Religious or spiritual organizations also frequently provide assistance to members of their local communities. While some may focus on their congregation, others are more open, potentially providing support to anyone who may be in need regardless of their faith. Usually, if you want to explore support options through faith-based non-profits, you can conduct a search for local churches, temples, synagogues, mosques, and similar organizations to find out who is in your area.

Qualifying for Rent Assistance

There is no single formula that determines whether a person qualifies for rent assistance. Every program is allowed to set its own requirements, so there is a significant amount of variation between how organizations approach the matter.

With government rent assistance, there is usually a clear line in the sand. For example, income limits are commonly part of the equation and, if you earn more than the cutoff, you aren’t eligible. Being over a certain age may be a necessity for specific programs. Similarly, some options focus on disabled individuals, in which case you would need to have a diagnosed qualitying medical condition to apply for aid.

For programs run by non-profits, different requirements may be in play. For example, you might have to have proof that an eviction is imminent to be eligible for assistance through some emergency-only support programs. If you are looking for help to make sure you don’t miss an upcoming rent payment, non-profits who assist people in those situations may review your income as a primary determiner.

It’s also important to note that what it takes to qualify can change over time. Non-profits may have to adjust their programs based on the availability of funds, adopting more stringent requirements when the coffers begin to dry.

Other Options for Getting Help Paying Rent

There are other options that may allow you to get help paying rent even if you don’t qualify for assistance through a non-profit. Not all of these approaches will work for everyone, but most are worth considering if you are in a bind.
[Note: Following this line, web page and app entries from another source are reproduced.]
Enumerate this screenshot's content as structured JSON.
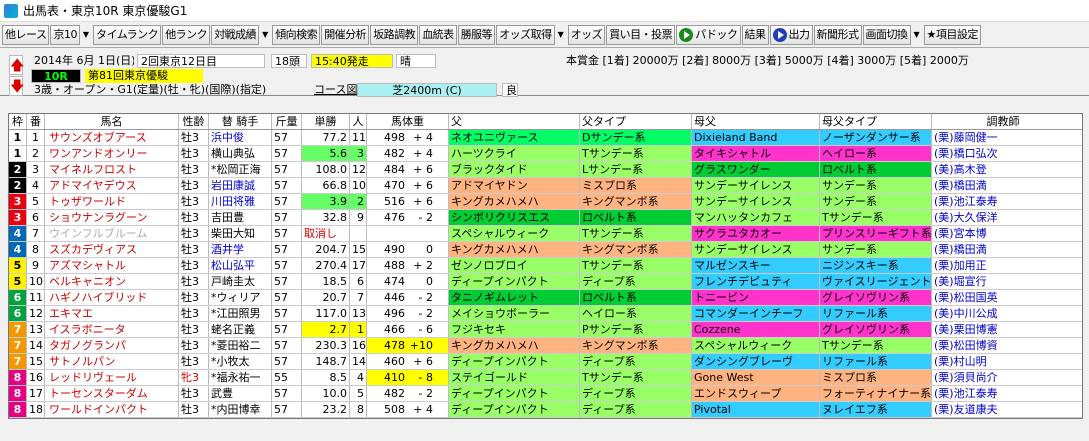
{
  "window": {
    "title": "出馬表・東京10R 東京優駿G1"
  },
  "toolbar": {
    "items": [
      "他レース",
      "京10",
      "タイムランク",
      "他ランク",
      "対戦成績",
      "傾向検索",
      "開催分析",
      "坂路調教",
      "血統表",
      "勝服等",
      "オッズ取得",
      "オッズ",
      "買い目・投票",
      "パドック",
      "結果",
      "出力",
      "新聞形式",
      "画面切換",
      "★項目設定"
    ]
  },
  "race": {
    "date": "2014年 6月 1日(日)",
    "kaisai": "2回東京12日目",
    "heads": "18頭",
    "time": "15:40発走",
    "weather": "晴",
    "race_no": "10R",
    "race_name": "第81回東京優駿",
    "conditions": "3歳・オープン・G1(定量)(牡・牝)(国際)(指定)",
    "course_label": "コース図",
    "course": "芝2400m (C)",
    "going": "良",
    "prize": "本賞金 [1着] 20000万 [2着] 8000万 [3着] 5000万 [4着] 3000万 [5着] 2000万"
  },
  "headers": {
    "waku": "枠",
    "ban": "番",
    "name": "馬名",
    "sex": "性齢",
    "jockey": "替 騎手",
    "weight": "斤量",
    "odds": "単勝",
    "pop": "人",
    "bw": "馬体重",
    "sire": "父",
    "stype": "父タイプ",
    "dam": "母父",
    "dtype": "母父タイプ",
    "trainer": "調教師"
  },
  "colors": {
    "waku1": "#ffffff",
    "waku2": "#000000",
    "waku3": "#e60012",
    "waku4": "#0068b7",
    "waku5": "#fff100",
    "waku6": "#00a33e",
    "waku7": "#f39800",
    "waku8": "#e5007f"
  },
  "horses": [
    {
      "waku": "1",
      "ban": "1",
      "name": "サウンズオブアース",
      "sex": "牡3",
      "jockey": "浜中俊",
      "weight": "57",
      "odds": "77.2",
      "pop": "11",
      "bw": "498",
      "bwd": "+ 4",
      "sire": "ネオユニヴァース",
      "stype": "Dサンデー系",
      "dam": "Dixieland Band",
      "dtype": "ノーザンダンサー系",
      "trainer": "(栗)藤岡健一"
    },
    {
      "waku": "1",
      "ban": "2",
      "name": "ワンアンドオンリー",
      "sex": "牡3",
      "jockey": "横山典弘",
      "weight": "57",
      "odds": "5.6",
      "pop": "3",
      "bw": "482",
      "bwd": "+ 4",
      "sire": "ハーツクライ",
      "stype": "Tサンデー系",
      "dam": "タイキシャトル",
      "dtype": "ヘイロー系",
      "trainer": "(栗)橋口弘次"
    },
    {
      "waku": "2",
      "ban": "3",
      "name": "マイネルフロスト",
      "sex": "牡3",
      "jockey": "*松岡正海",
      "weight": "57",
      "odds": "108.0",
      "pop": "12",
      "bw": "484",
      "bwd": "+ 6",
      "sire": "ブラックタイド",
      "stype": "Lサンデー系",
      "dam": "グラスワンダー",
      "dtype": "ロベルト系",
      "trainer": "(美)高木登"
    },
    {
      "waku": "2",
      "ban": "4",
      "name": "アドマイヤデウス",
      "sex": "牡3",
      "jockey": "岩田康誠",
      "weight": "57",
      "odds": "66.8",
      "pop": "10",
      "bw": "470",
      "bwd": "+ 6",
      "sire": "アドマイヤドン",
      "stype": "ミスプロ系",
      "dam": "サンデーサイレンス",
      "dtype": "サンデー系",
      "trainer": "(栗)橋田満"
    },
    {
      "waku": "3",
      "ban": "5",
      "name": "トゥザワールド",
      "sex": "牡3",
      "jockey": "川田将雅",
      "weight": "57",
      "odds": "3.9",
      "pop": "2",
      "bw": "516",
      "bwd": "+ 6",
      "sire": "キングカメハメハ",
      "stype": "キングマンボ系",
      "dam": "サンデーサイレンス",
      "dtype": "サンデー系",
      "trainer": "(栗)池江泰寿"
    },
    {
      "waku": "3",
      "ban": "6",
      "name": "ショウナンラグーン",
      "sex": "牡3",
      "jockey": "吉田豊",
      "weight": "57",
      "odds": "32.8",
      "pop": "9",
      "bw": "476",
      "bwd": "- 2",
      "sire": "シンボリクリスエス",
      "stype": "ロベルト系",
      "dam": "マンハッタンカフェ",
      "dtype": "Tサンデー系",
      "trainer": "(美)大久保洋"
    },
    {
      "waku": "4",
      "ban": "7",
      "name": "ウインフルブルーム",
      "sex": "牡3",
      "jockey": "柴田大知",
      "weight": "57",
      "odds": "取消し",
      "pop": "",
      "bw": "",
      "bwd": "",
      "sire": "スペシャルウィーク",
      "stype": "Tサンデー系",
      "dam": "サクラユタカオー",
      "dtype": "プリンスリーギフト系",
      "trainer": "(栗)宮本博"
    },
    {
      "waku": "4",
      "ban": "8",
      "name": "スズカデヴィアス",
      "sex": "牡3",
      "jockey": "酒井学",
      "weight": "57",
      "odds": "204.7",
      "pop": "15",
      "bw": "490",
      "bwd": "0",
      "sire": "キングカメハメハ",
      "stype": "キングマンボ系",
      "dam": "サンデーサイレンス",
      "dtype": "サンデー系",
      "trainer": "(栗)橋田満"
    },
    {
      "waku": "5",
      "ban": "9",
      "name": "アズマシャトル",
      "sex": "牡3",
      "jockey": "松山弘平",
      "weight": "57",
      "odds": "270.4",
      "pop": "17",
      "bw": "488",
      "bwd": "+ 2",
      "sire": "ゼンノロブロイ",
      "stype": "Tサンデー系",
      "dam": "マルゼンスキー",
      "dtype": "ニジンスキー系",
      "trainer": "(栗)加用正"
    },
    {
      "waku": "5",
      "ban": "10",
      "name": "ベルキャニオン",
      "sex": "牡3",
      "jockey": "戸崎圭太",
      "weight": "57",
      "odds": "18.5",
      "pop": "6",
      "bw": "474",
      "bwd": "0",
      "sire": "ディープインパクト",
      "stype": "ディープ系",
      "dam": "フレンチデピュティ",
      "dtype": "ヴァイスリージェント系",
      "trainer": "(美)堀宣行"
    },
    {
      "waku": "6",
      "ban": "11",
      "name": "ハギノハイブリッド",
      "sex": "牡3",
      "jockey": "*ウィリア",
      "weight": "57",
      "odds": "20.7",
      "pop": "7",
      "bw": "446",
      "bwd": "- 2",
      "sire": "タニノギムレット",
      "stype": "ロベルト系",
      "dam": "トニービン",
      "dtype": "グレイソヴリン系",
      "trainer": "(栗)松田国英"
    },
    {
      "waku": "6",
      "ban": "12",
      "name": "エキマエ",
      "sex": "牡3",
      "jockey": "*江田照男",
      "weight": "57",
      "odds": "117.0",
      "pop": "13",
      "bw": "496",
      "bwd": "- 2",
      "sire": "メイショウボーラー",
      "stype": "ヘイロー系",
      "dam": "コマンダーインチーフ",
      "dtype": "リファール系",
      "trainer": "(美)中川公成"
    },
    {
      "waku": "7",
      "ban": "13",
      "name": "イスラボニータ",
      "sex": "牡3",
      "jockey": "蛯名正義",
      "weight": "57",
      "odds": "2.7",
      "pop": "1",
      "bw": "466",
      "bwd": "- 6",
      "sire": "フジキセキ",
      "stype": "Pサンデー系",
      "dam": "Cozzene",
      "dtype": "グレイソヴリン系",
      "trainer": "(美)栗田博憲"
    },
    {
      "waku": "7",
      "ban": "14",
      "name": "タガノグランパ",
      "sex": "牡3",
      "jockey": "*菱田裕二",
      "weight": "57",
      "odds": "230.3",
      "pop": "16",
      "bw": "478",
      "bwd": "+10",
      "sire": "キングカメハメハ",
      "stype": "キングマンボ系",
      "dam": "スペシャルウィーク",
      "dtype": "Tサンデー系",
      "trainer": "(栗)松田博資"
    },
    {
      "waku": "7",
      "ban": "15",
      "name": "サトノルパン",
      "sex": "牡3",
      "jockey": "*小牧太",
      "weight": "57",
      "odds": "148.7",
      "pop": "14",
      "bw": "460",
      "bwd": "+ 6",
      "sire": "ディープインパクト",
      "stype": "ディープ系",
      "dam": "ダンシングブレーヴ",
      "dtype": "リファール系",
      "trainer": "(栗)村山明"
    },
    {
      "waku": "8",
      "ban": "16",
      "name": "レッドリヴェール",
      "sex": "牝3",
      "jockey": "*福永祐一",
      "weight": "55",
      "odds": "8.5",
      "pop": "4",
      "bw": "410",
      "bwd": "- 8",
      "sire": "ステイゴールド",
      "stype": "Tサンデー系",
      "dam": "Gone West",
      "dtype": "ミスプロ系",
      "trainer": "(栗)須貝尚介"
    },
    {
      "waku": "8",
      "ban": "17",
      "name": "トーセンスターダム",
      "sex": "牡3",
      "jockey": "武豊",
      "weight": "57",
      "odds": "10.0",
      "pop": "5",
      "bw": "482",
      "bwd": "- 2",
      "sire": "ディープインパクト",
      "stype": "ディープ系",
      "dam": "エンドスウィープ",
      "dtype": "フォーティナイナー系",
      "trainer": "(栗)池江泰寿"
    },
    {
      "waku": "8",
      "ban": "18",
      "name": "ワールドインパクト",
      "sex": "牡3",
      "jockey": "*内田博幸",
      "weight": "57",
      "odds": "23.2",
      "pop": "8",
      "bw": "508",
      "bwd": "+ 4",
      "sire": "ディープインパクト",
      "stype": "ディープ系",
      "dam": "Pivotal",
      "dtype": "ヌレイエフ系",
      "trainer": "(栗)友道康夫"
    }
  ]
}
ModestNeeds can be a solid option for securing financial assistance. You complete an application to see if you are eligible for support through the organization, which is a non-profit. If you qualify, ModestNeeds doesn’t automatically send you money. Instead, your application will be featured on the site, and individual donors can choose to provide you with assistance if they so desire.

Donors on ModestNeeds also have the option to send money without specifying a recipient. When this happens, ModestNeeds directs the funds based on where it will make the most significant impact, which could be you.

Another approach that may allow you to receive direct support is by launching a GoFundMe campaign. You may attract donors from all over the country and could receive more than you request.

Usually, crowd-funding success relies heavily on the size of your social media network, as well as the number of contacts your contacts have. Typically, the majority of a person’s donations come from people they know, friends-of-friends, or other relatively close connections.

But you can try it regardless, as there is no cost for setting up a GoFundMe request. You only pay based on a percentage of the donations you receive, so your risk is minimal as long as you are comfortable with your story being public.

Finally, if you still need help, you may want to speak with family and friends directly. Those who care about you want you to succeed, and having a roof over your head is part of that equation. If they are able, they may be able to lend you a hand.

It’s also wise to speak to your landlord directly. Ultimately, it rarely hurts to ask, particularly if your due date is getting close, and you know you won’t make it. After all, they may be able to offer alternative arrangements, especially if your shortfall is likely to be temporary.